__WHAT THE TASK ASKS__
Would you restate all of the entries verbatim, minus any images?

━━ LISTED RECORDS

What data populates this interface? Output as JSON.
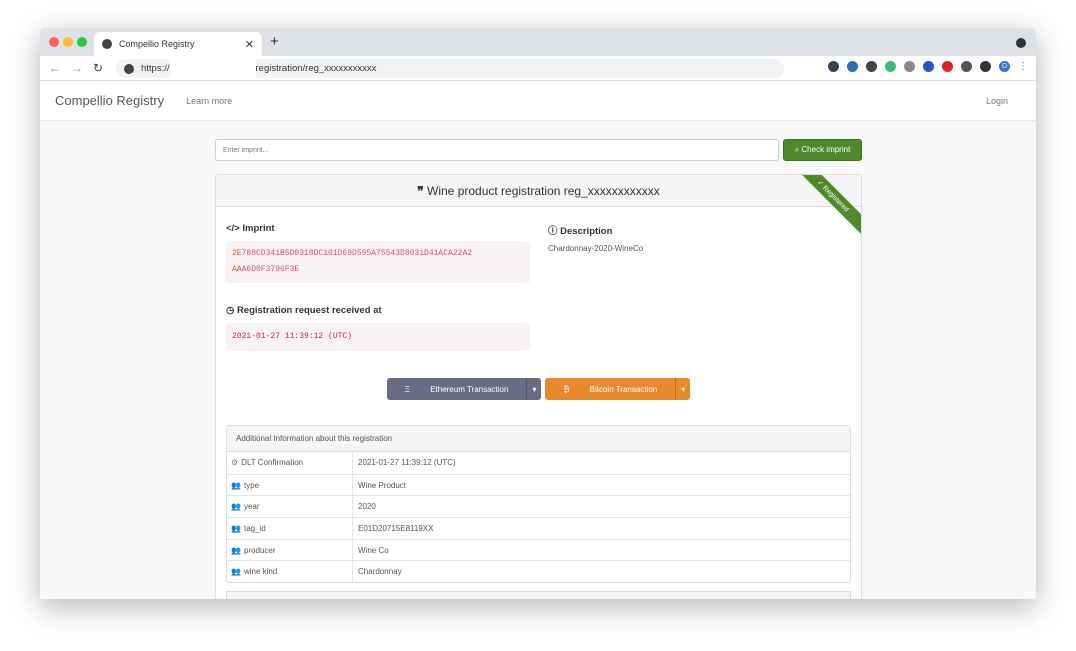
{
  "browser": {
    "tab_title": "Compellio Registry",
    "url_prefix": "https://",
    "url_suffix": "registration/reg_xxxxxxxxxxx",
    "profile_initial": "D"
  },
  "navbar": {
    "brand": "Compellio Registry",
    "learn_more": "Learn more",
    "login": "Login"
  },
  "search": {
    "placeholder": "Enter imprint...",
    "button": "Check imprint"
  },
  "panel": {
    "title": "Wine product registration reg_xxxxxxxxxxxx",
    "ribbon": "Registered",
    "imprint_label": "Imprint",
    "imprint_line1": "2E788CD341B5D0310DC101D69D595A75543D8031D41ACA22A2",
    "imprint_line2": "AAA6D0F3796F3E",
    "description_label": "Description",
    "description": "Chardonnay-2020-WineCo",
    "received_label": "Registration request received at",
    "received": "2021-01-27 11:39:12 (UTC)",
    "eth_button": "Ethereum Transaction",
    "btc_button": "Bitcoin Transaction"
  },
  "info": {
    "heading": "Additional Information about this registration",
    "rows": [
      {
        "key": "DLT Confirmation",
        "value": "2021-01-27 11:39:12 (UTC)"
      },
      {
        "key": "type",
        "value": "Wine Product"
      },
      {
        "key": "year",
        "value": "2020"
      },
      {
        "key": "tag_id",
        "value": "E01D20715E8119XX"
      },
      {
        "key": "producer",
        "value": "Wine Co"
      },
      {
        "key": "wine kind",
        "value": "Chardonnay"
      }
    ]
  }
}
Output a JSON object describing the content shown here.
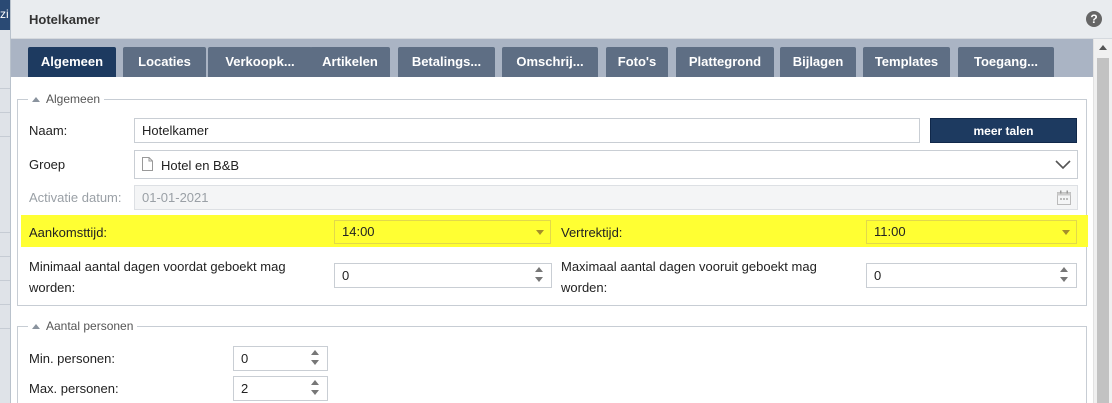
{
  "window": {
    "title": "Hotelkamer",
    "help_label": "?"
  },
  "background": {
    "fragment": "zi"
  },
  "tabs": [
    {
      "label": "Algemeen",
      "active": true
    },
    {
      "label": "Locaties"
    },
    {
      "label": "Verkoopk..."
    },
    {
      "label": "Artikelen"
    },
    {
      "label": "Betalings..."
    },
    {
      "label": "Omschrij..."
    },
    {
      "label": "Foto's"
    },
    {
      "label": "Plattegrond"
    },
    {
      "label": "Bijlagen"
    },
    {
      "label": "Templates"
    },
    {
      "label": "Toegang..."
    }
  ],
  "algemeen": {
    "legend": "Algemeen",
    "naam_label": "Naam:",
    "naam_value": "Hotelkamer",
    "meer_talen_label": "meer talen",
    "groep_label": "Groep",
    "groep_value": "Hotel en B&B",
    "activatie_label": "Activatie datum:",
    "activatie_value": "01-01-2021",
    "aankomst_label": "Aankomsttijd:",
    "aankomst_value": "14:00",
    "vertrek_label": "Vertrektijd:",
    "vertrek_value": "11:00",
    "min_dagen_label": "Minimaal aantal dagen voordat geboekt mag worden:",
    "min_dagen_value": "0",
    "max_dagen_label": "Maximaal aantal dagen vooruit geboekt mag worden:",
    "max_dagen_value": "0"
  },
  "personen": {
    "legend": "Aantal personen",
    "min_label": "Min. personen:",
    "min_value": "0",
    "max_label": "Max. personen:",
    "max_value": "2"
  },
  "colors": {
    "primary": "#1d3a60",
    "tab": "#5e6e84",
    "highlight": "#ffff33"
  }
}
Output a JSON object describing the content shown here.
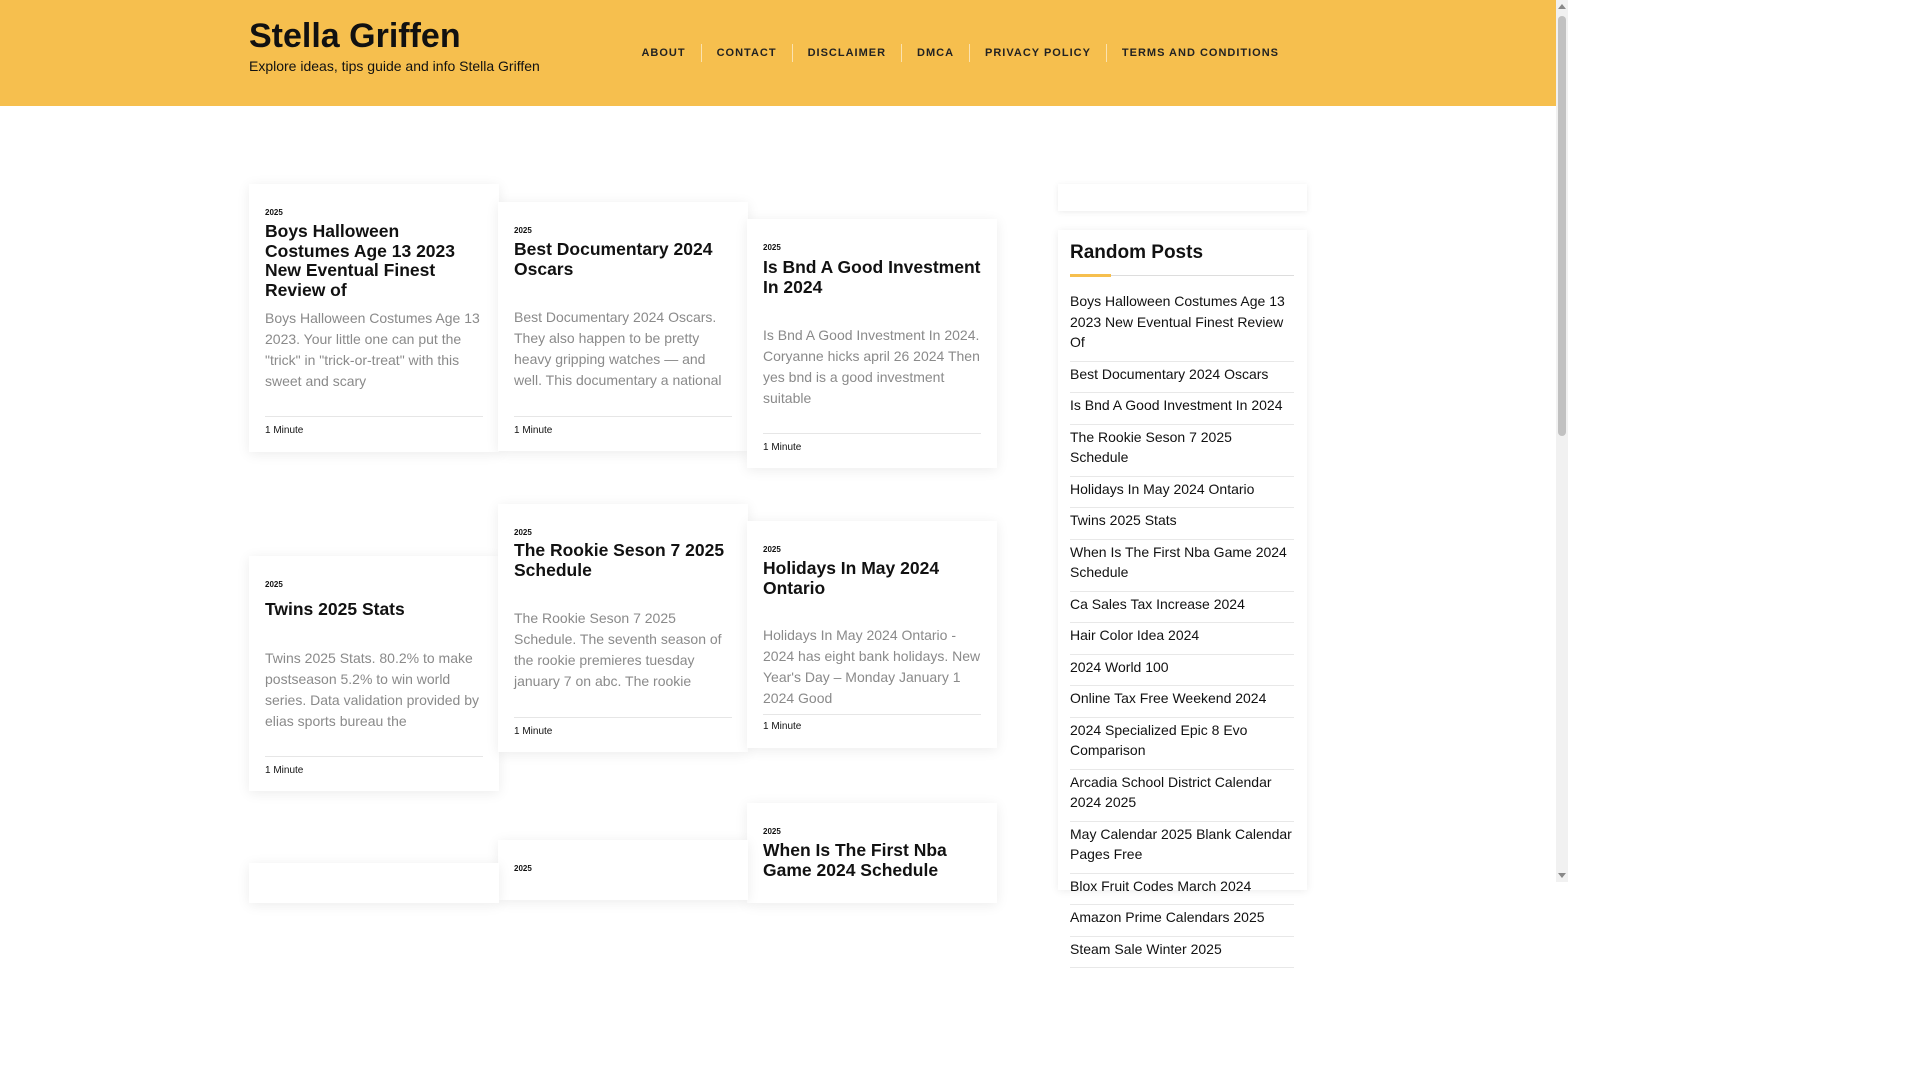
{
  "site": {
    "title": "Stella Griffen",
    "tagline": "Explore ideas, tips guide and info Stella Griffen"
  },
  "nav": [
    "ABOUT",
    "CONTACT",
    "DISCLAIMER",
    "DMCA",
    "PRIVACY POLICY",
    "TERMS AND CONDITIONS"
  ],
  "posts": [
    {
      "year": "2025",
      "title": "Boys Halloween Costumes Age 13 2023 New Eventual Finest Review of",
      "excerpt": "Boys Halloween Costumes Age 13 2023. Your little one can put the \"trick\" in \"trick-or-treat\" with this sweet and scary",
      "read_time": "1 Minute"
    },
    {
      "year": "2025",
      "title": "Best Documentary 2024 Oscars",
      "excerpt": "Best Documentary 2024 Oscars. They also happen to be pretty heavy gripping watches — and well. This documentary a national",
      "read_time": "1 Minute"
    },
    {
      "year": "2025",
      "title": "Is Bnd A Good Investment In 2024",
      "excerpt": "Is Bnd A Good Investment In 2024. Coryanne hicks april 26 2024 Then yes bnd is a good investment suitable",
      "read_time": "1 Minute"
    },
    {
      "year": "2025",
      "title": "Twins 2025 Stats",
      "excerpt": "Twins 2025 Stats. 80.2% to make postseason 5.2% to win world series. Data validation provided by elias sports bureau the",
      "read_time": "1 Minute"
    },
    {
      "year": "2025",
      "title": "The Rookie Seson 7 2025 Schedule",
      "excerpt": "The Rookie Seson 7 2025 Schedule. The seventh season of the rookie premieres tuesday january 7 on abc. The rookie",
      "read_time": "1 Minute"
    },
    {
      "year": "2025",
      "title": "Holidays In May 2024 Ontario",
      "excerpt": "Holidays In May 2024 Ontario - 2024 has eight bank holidays. New Year's Day – Monday January 1 2024 Good",
      "read_time": "1 Minute"
    },
    {
      "year": "2025",
      "title": "When Is The First Nba Game 2024 Schedule"
    },
    {
      "year": "2025"
    },
    {}
  ],
  "sidebar": {
    "widget_title": "Random Posts",
    "items": [
      "Boys Halloween Costumes Age 13 2023 New Eventual Finest Review Of",
      "Best Documentary 2024 Oscars",
      "Is Bnd A Good Investment In 2024",
      "The Rookie Seson 7 2025 Schedule",
      "Holidays In May 2024 Ontario",
      "Twins 2025 Stats",
      "When Is The First Nba Game 2024 Schedule",
      "Ca Sales Tax Increase 2024",
      "Hair Color Idea 2024",
      "2024 World 100",
      "Online Tax Free Weekend 2024",
      "2024 Specialized Epic 8 Evo Comparison",
      "Arcadia School District Calendar 2024 2025",
      "May Calendar 2025 Blank Calendar Pages Free",
      "Blox Fruit Codes March 2024",
      "Amazon Prime Calendars 2025",
      "Steam Sale Winter 2025"
    ]
  },
  "colors": {
    "accent": "#f6bf4e",
    "excerpt_text": "#8a8a8a"
  }
}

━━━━

__ANSWER TO THIS EXERCISE__
What data populates this interface? Output as JSON.
{
  "browser": {
    "tab_title": "Compellio Registry",
    "url_prefix": "https://",
    "url_suffix": "registration/reg_xxxxxxxxxxx",
    "profile_initial": "D"
  },
  "navbar": {
    "brand": "Compellio Registry",
    "learn_more": "Learn more",
    "login": "Login"
  },
  "search": {
    "placeholder": "Enter imprint...",
    "button": "Check imprint"
  },
  "panel": {
    "title": "Wine product registration reg_xxxxxxxxxxxx",
    "ribbon": "Registered",
    "imprint_label": "Imprint",
    "imprint_line1": "2E788CD341B5D0310DC101D69D595A75543D8031D41ACA22A2",
    "imprint_line2": "AAA6D0F3796F3E",
    "description_label": "Description",
    "description": "Chardonnay-2020-WineCo",
    "received_label": "Registration request received at",
    "received": "2021-01-27 11:39:12 (UTC)",
    "eth_button": "Ethereum Transaction",
    "btc_button": "Bitcoin Transaction"
  },
  "info": {
    "heading": "Additional Information about this registration",
    "rows": [
      {
        "key": "DLT Confirmation",
        "value": "2021-01-27 11:39:12 (UTC)"
      },
      {
        "key": "type",
        "value": "Wine Product"
      },
      {
        "key": "year",
        "value": "2020"
      },
      {
        "key": "tag_id",
        "value": "E01D20715E8119XX"
      },
      {
        "key": "producer",
        "value": "Wine Co"
      },
      {
        "key": "wine kind",
        "value": "Chardonnay"
      }
    ]
  }
}
Output a JSON object describing the content shown here.
{
  "window": {
    "title": "Hotelkamer",
    "help_label": "?"
  },
  "background": {
    "fragment": "zi"
  },
  "tabs": [
    {
      "label": "Algemeen",
      "active": true
    },
    {
      "label": "Locaties"
    },
    {
      "label": "Verkoopk..."
    },
    {
      "label": "Artikelen"
    },
    {
      "label": "Betalings..."
    },
    {
      "label": "Omschrij..."
    },
    {
      "label": "Foto's"
    },
    {
      "label": "Plattegrond"
    },
    {
      "label": "Bijlagen"
    },
    {
      "label": "Templates"
    },
    {
      "label": "Toegang..."
    }
  ],
  "algemeen": {
    "legend": "Algemeen",
    "naam_label": "Naam:",
    "naam_value": "Hotelkamer",
    "meer_talen_label": "meer talen",
    "groep_label": "Groep",
    "groep_value": "Hotel en B&B",
    "activatie_label": "Activatie datum:",
    "activatie_value": "01-01-2021",
    "aankomst_label": "Aankomsttijd:",
    "aankomst_value": "14:00",
    "vertrek_label": "Vertrektijd:",
    "vertrek_value": "11:00",
    "min_dagen_label": "Minimaal aantal dagen voordat geboekt mag worden:",
    "min_dagen_value": "0",
    "max_dagen_label": "Maximaal aantal dagen vooruit geboekt mag worden:",
    "max_dagen_value": "0"
  },
  "personen": {
    "legend": "Aantal personen",
    "min_label": "Min. personen:",
    "min_value": "0",
    "max_label": "Max. personen:",
    "max_value": "2"
  },
  "colors": {
    "primary": "#1d3a60",
    "tab": "#5e6e84",
    "highlight": "#ffff33"
  }
}
Output a JSON object describing the content shown here.
{
  "site": {
    "title": "Stella Griffen",
    "tagline": "Explore ideas, tips guide and info Stella Griffen"
  },
  "nav": [
    "ABOUT",
    "CONTACT",
    "DISCLAIMER",
    "DMCA",
    "PRIVACY POLICY",
    "TERMS AND CONDITIONS"
  ],
  "posts": [
    {
      "year": "2025",
      "title": "Boys Halloween Costumes Age 13 2023 New Eventual Finest Review of",
      "excerpt": "Boys Halloween Costumes Age 13 2023. Your little one can put the \"trick\" in \"trick-or-treat\" with this sweet and scary",
      "read_time": "1 Minute"
    },
    {
      "year": "2025",
      "title": "Best Documentary 2024 Oscars",
      "excerpt": "Best Documentary 2024 Oscars. They also happen to be pretty heavy gripping watches — and well. This documentary a national",
      "read_time": "1 Minute"
    },
    {
      "year": "2025",
      "title": "Is Bnd A Good Investment In 2024",
      "excerpt": "Is Bnd A Good Investment In 2024. Coryanne hicks april 26 2024 Then yes bnd is a good investment suitable",
      "read_time": "1 Minute"
    },
    {
      "year": "2025",
      "title": "Twins 2025 Stats",
      "excerpt": "Twins 2025 Stats. 80.2% to make postseason 5.2% to win world series. Data validation provided by elias sports bureau the",
      "read_time": "1 Minute"
    },
    {
      "year": "2025",
      "title": "The Rookie Seson 7 2025 Schedule",
      "excerpt": "The Rookie Seson 7 2025 Schedule. The seventh season of the rookie premieres tuesday january 7 on abc. The rookie",
      "read_time": "1 Minute"
    },
    {
      "year": "2025",
      "title": "Holidays In May 2024 Ontario",
      "excerpt": "Holidays In May 2024 Ontario - 2024 has eight bank holidays. New Year's Day – Monday January 1 2024 Good",
      "read_time": "1 Minute"
    },
    {
      "year": "2025",
      "title": "When Is The First Nba Game 2024 Schedule"
    },
    {
      "year": "2025"
    },
    {}
  ],
  "sidebar": {
    "widget_title": "Random Posts",
    "items": [
      "Boys Halloween Costumes Age 13 2023 New Eventual Finest Review Of",
      "Best Documentary 2024 Oscars",
      "Is Bnd A Good Investment In 2024",
      "The Rookie Seson 7 2025 Schedule",
      "Holidays In May 2024 Ontario",
      "Twins 2025 Stats",
      "When Is The First Nba Game 2024 Schedule",
      "Ca Sales Tax Increase 2024",
      "Hair Color Idea 2024",
      "2024 World 100",
      "Online Tax Free Weekend 2024",
      "2024 Specialized Epic 8 Evo Comparison",
      "Arcadia School District Calendar 2024 2025",
      "May Calendar 2025 Blank Calendar Pages Free",
      "Blox Fruit Codes March 2024",
      "Amazon Prime Calendars 2025",
      "Steam Sale Winter 2025"
    ]
  },
  "colors": {
    "accent": "#f6bf4e",
    "excerpt_text": "#8a8a8a"
  }
}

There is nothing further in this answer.